We are a group of citizens who are about to launch a national campaign seeking to postpone the Brexit date. We will do this by means of a parliamentary petition urging the UK Parliament to request an extension of Article 50.


The undersigned are EU citizens living in the UK; UK citizens living across the EU, and UK citizens who were between 16 and 18 years old at the time of the Brexit referendum. None of us were allowed to vote in the Brexit referendum.


We respect the choice of all those who could vote and we recognize the democratic outcome of the vote. If we had been able to vote, most of us would probably have voted Remain. Some of us may have voted Leave. All of us sympathize with the valid reasons of many of those who voted Remain, and understand and share the motives of many of those who voted Leave. Fundamentally, we believe in democracy.


In six months time, the UK is scheduled to exit the European Union. Article 50 requires that the UK government must sign a deal with the EU about their future relationship before 29th March 2019 , or leave with No Deal. The withdrawal agreement will be one of the most consequential decisions for the present generation and those to come. It will directly affect the lives of millions of EU citizens in the UK and UK citizens in the EU, with unpredictable ramifications for all 28 EU member states and neighbouring countries.


This is why we are worried about the lack of progress in the negotiations between the UK and the EU. And we are equally, if not more, worried about the state of the debate about Brexit in Britain. More than two years after the referendum and one and a half years after the triggering of Article 50, there is still no clarity about what the government, the Parliament, and the country as a whole, want. There is, in fact, utter confusion and division at all levels.


During the summer, the government suffered significant resignations over its Chequers plan which was widely criticised within the parties supporting the government and vehemently opposed by all the opposition parties. There is no convergence at all in Parliament on the terms of the Brexit bill. The right wing of the Tory party seems increasingly more committed to a No Deal Brexit, without any form of compromise with the EU.


Despite the Prime Minister’s insistence that “no deal is better than a bad deal”, it is clear that the inability to reach a deal would be a catastrophe for most of us. From one day to the next about £554 billion in trade between the UK and the EU would suddenly be subject to customs and levies under WTO rules with likely disruptions in many chains of production and distribution. The free movement of people travelling from the UK to the EU (and vice versa) would come to an end with obvious consequences in harbours and airports. All EU grants supporting UK institutions and other EU-funded activities would be suspended simultaneously generating chaos in several institutions. Most worryingly, a hard border between Northern Ireland and the Republic of Ireland would come into force, endangering the Good Friday Agreement which put an end to 40 years of Troubles.  


In a joint letter to the Brexit secretary Dominic Raab and the EU chief negotiator Michel Barnier, the3Million and the coalition of British in Europe, who together represent almost 3 million EU citizens in the UK and more than 1 million UK citizens in the EU, highlighted the risk that the rights of those citizens might become “collateral damage” in a “dangerous political game” ending up in a No Deal Brexit. We fully share their concerns.

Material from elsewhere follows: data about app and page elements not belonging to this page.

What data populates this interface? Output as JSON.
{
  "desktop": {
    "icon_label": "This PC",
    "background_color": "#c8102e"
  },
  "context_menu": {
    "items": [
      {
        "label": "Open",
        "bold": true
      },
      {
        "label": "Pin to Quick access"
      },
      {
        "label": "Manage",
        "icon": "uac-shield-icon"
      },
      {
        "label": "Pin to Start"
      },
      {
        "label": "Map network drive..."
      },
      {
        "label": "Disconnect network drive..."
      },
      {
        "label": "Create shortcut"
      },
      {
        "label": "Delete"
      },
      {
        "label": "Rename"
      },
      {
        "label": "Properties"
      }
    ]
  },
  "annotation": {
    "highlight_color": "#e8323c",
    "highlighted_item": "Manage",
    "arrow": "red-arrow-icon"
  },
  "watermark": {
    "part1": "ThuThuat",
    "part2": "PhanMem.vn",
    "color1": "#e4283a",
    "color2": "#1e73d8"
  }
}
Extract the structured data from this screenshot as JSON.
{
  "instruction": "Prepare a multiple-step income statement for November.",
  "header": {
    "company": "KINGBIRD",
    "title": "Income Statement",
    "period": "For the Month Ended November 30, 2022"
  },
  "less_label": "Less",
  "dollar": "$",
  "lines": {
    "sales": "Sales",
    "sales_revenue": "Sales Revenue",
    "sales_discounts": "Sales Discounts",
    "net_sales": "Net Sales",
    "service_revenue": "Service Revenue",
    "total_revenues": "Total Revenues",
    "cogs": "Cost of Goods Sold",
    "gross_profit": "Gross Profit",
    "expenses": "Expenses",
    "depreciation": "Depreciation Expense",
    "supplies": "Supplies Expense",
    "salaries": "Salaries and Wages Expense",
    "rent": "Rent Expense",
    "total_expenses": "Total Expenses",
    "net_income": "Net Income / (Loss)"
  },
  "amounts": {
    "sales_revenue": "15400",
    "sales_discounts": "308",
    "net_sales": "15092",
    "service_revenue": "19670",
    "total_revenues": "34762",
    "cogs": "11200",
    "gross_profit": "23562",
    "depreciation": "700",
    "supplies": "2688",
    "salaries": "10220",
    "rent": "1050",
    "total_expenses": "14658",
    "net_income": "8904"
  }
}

Much of the confusion and the division that we are seeing in the Brexit debate are due to the duress of an arbitrary deadline which has effectively stifled debate. No one really needs to finalise Brexit before the 29 March 2019:  let us be reminded that Article 50 was never intended to be executed by a democratic country which has been a member of the union for 45 years and which would crash out in a disorderly fashion in just two years. It was introduced to make it easier to suspend a dictatorial regime. More time and a better democratic process would be required to reach a sensible deal supported by a wide consensus, preventing the risks of a No Deal Brexit and diffusing the tensions accumulated in an increasingly toxic debate.


This is why we think we should collectively Take a Break from Brexit and postpone the Brexit deadline (as allowed by Article 50 if the seceding country requests it and the EU council agrees) and why we have set our minds on running a national campaign to this end.  We would like to ask for a significant and sensible extension which will provide sufficient time for a democratic discussion and a true national debate on Brexit.


An extension of Article 50 would have at least three major positive effects. In the short term, it would allow the UK to participate in the May 2019 European elections. This would both allow EU citizens in the UK and UK citizens everywhere to participate in the discussion on the future of the Continent and the decisions shaping its political direction for the next parliamentary term. It would also allow more time for a democratic discussion on the main issues of the negotiations, inside and outside the UK, and to reach a sensible agreement between the UK and the EU. Finally, it would allow sufficient time to make provisions for the people in the UK with the means to have an appropriately informed last word on the results of the negotiations, whether through a referendum or a general election. We have an opportunity to demand all-inclusive democracy, to shape the discussion and create our vision for our future relationship with Europe – but we must act now.

We have set up a Facebook page and a platform to crowdfund our campaign. We will welcome everyone who wants to join us, whether a Leaver or a Remainer, British or European, conservative or progressive. We are determined to be listened to and for our ideas to be discussed by all Citizens as well as in Parliament. Neither the flaws of the EU, nor those of the UK will be tackled by rushing this historical decision.

Need more details, want to get involved? Contact us